GIVEN DATA

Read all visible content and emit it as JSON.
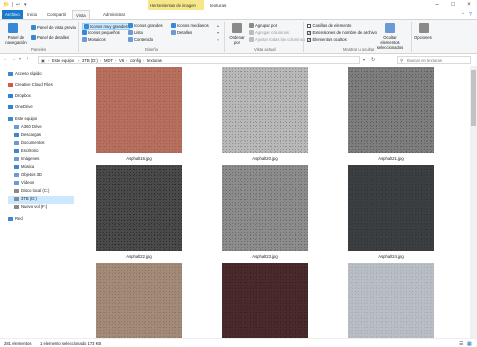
{
  "window": {
    "context_tab": "Herramientas de imagen",
    "title": "texturas"
  },
  "ribbon_tabs": [
    {
      "label": "Archivo"
    },
    {
      "label": "Inicio"
    },
    {
      "label": "Compartir"
    },
    {
      "label": "Vista"
    },
    {
      "label": "Administrar"
    }
  ],
  "ribbon": {
    "panes": {
      "nav_pane": "Panel de navegación",
      "preview_pane": "Panel de vista previa",
      "details_pane": "Panel de detalles",
      "label": "Paneles"
    },
    "layout": {
      "xl_icons": "Iconos muy grandes",
      "large_icons": "Iconos grandes",
      "medium_icons": "Iconos medianos",
      "small_icons": "Iconos pequeños",
      "list": "Lista",
      "details": "Detalles",
      "tiles": "Mosaicos",
      "content": "Contenido",
      "label": "Diseño"
    },
    "current_view": {
      "sort_by": "Ordenar por",
      "group_by": "Agrupar por",
      "add_columns": "Agregar columnas",
      "fit_columns": "Ajustar todas las columnas",
      "label": "Vista actual"
    },
    "show_hide": {
      "item_checkboxes": "Casillas de elemento",
      "file_extensions": "Extensiones de nombre de archivo",
      "hidden_items": "Elementos ocultos",
      "hide_selected": "Ocultar elementos seleccionados",
      "options": "Opciones",
      "label": "Mostrar u ocultar"
    }
  },
  "address": {
    "crumbs": [
      "Este equipo",
      "3TB (D:)",
      "MDT",
      "V8",
      "config",
      "texturas"
    ],
    "search_placeholder": "Buscar en texturas"
  },
  "sidebar": {
    "items": [
      {
        "label": "Acceso rápido",
        "icon": "star-icon",
        "color": "#3a87d6"
      },
      {
        "label": "Creative Cloud Files",
        "icon": "cloud-icon",
        "color": "#d9534f"
      },
      {
        "label": "Dropbox",
        "icon": "dropbox-icon",
        "color": "#2f7fe0"
      },
      {
        "label": "OneDrive",
        "icon": "onedrive-icon",
        "color": "#2f7fe0"
      },
      {
        "label": "Este equipo",
        "icon": "pc-icon",
        "color": "#3a87d6"
      },
      {
        "label": "A360 Drive",
        "icon": "drive-icon",
        "color": "#6a9bd6"
      },
      {
        "label": "Descargas",
        "icon": "download-icon",
        "color": "#3a87d6"
      },
      {
        "label": "Documentos",
        "icon": "documents-icon",
        "color": "#6a9bd6"
      },
      {
        "label": "Escritorio",
        "icon": "desktop-icon",
        "color": "#3a87d6"
      },
      {
        "label": "Imágenes",
        "icon": "pictures-icon",
        "color": "#6a9bd6"
      },
      {
        "label": "Música",
        "icon": "music-icon",
        "color": "#3a87d6"
      },
      {
        "label": "Objetos 3D",
        "icon": "3d-icon",
        "color": "#6a9bd6"
      },
      {
        "label": "Vídeos",
        "icon": "videos-icon",
        "color": "#6a9bd6"
      },
      {
        "label": "Disco local (C:)",
        "icon": "disk-icon",
        "color": "#8a8a8a"
      },
      {
        "label": "3TB (D:)",
        "icon": "disk-icon",
        "color": "#8a8a8a"
      },
      {
        "label": "Nuevo vol (F:)",
        "icon": "disk-icon",
        "color": "#8a8a8a"
      },
      {
        "label": "Red",
        "icon": "network-icon",
        "color": "#3a87d6"
      }
    ]
  },
  "files": [
    {
      "name": "Asphalt16.jpg",
      "color": "#b8705e",
      "texture": "#a35f4f"
    },
    {
      "name": "Asphalt20.jpg",
      "color": "#b8b8b8",
      "texture": "#8f8f8f"
    },
    {
      "name": "Asphalt21.jpg",
      "color": "#7e7e7e",
      "texture": "#5e5e5e"
    },
    {
      "name": "Asphalt22.jpg",
      "color": "#4a4a4a",
      "texture": "#2e2e2e"
    },
    {
      "name": "Asphalt23.jpg",
      "color": "#8c8c8c",
      "texture": "#6c6c6c"
    },
    {
      "name": "Asphalt24.jpg",
      "color": "#3b3f42",
      "texture": "#303437"
    },
    {
      "name": "",
      "color": "#a28b78",
      "texture": "#8d7764"
    },
    {
      "name": "",
      "color": "#4a2a2c",
      "texture": "#3b2022"
    },
    {
      "name": "",
      "color": "#b9bec4",
      "texture": "#a7adb3"
    }
  ],
  "status": {
    "count": "281 elementos",
    "selected": "1 elemento seleccionado  173 KB"
  }
}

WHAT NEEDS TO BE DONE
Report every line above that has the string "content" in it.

TASK ANSWER
Read all visible content and emit it as JSON.
      "content": "Contenido",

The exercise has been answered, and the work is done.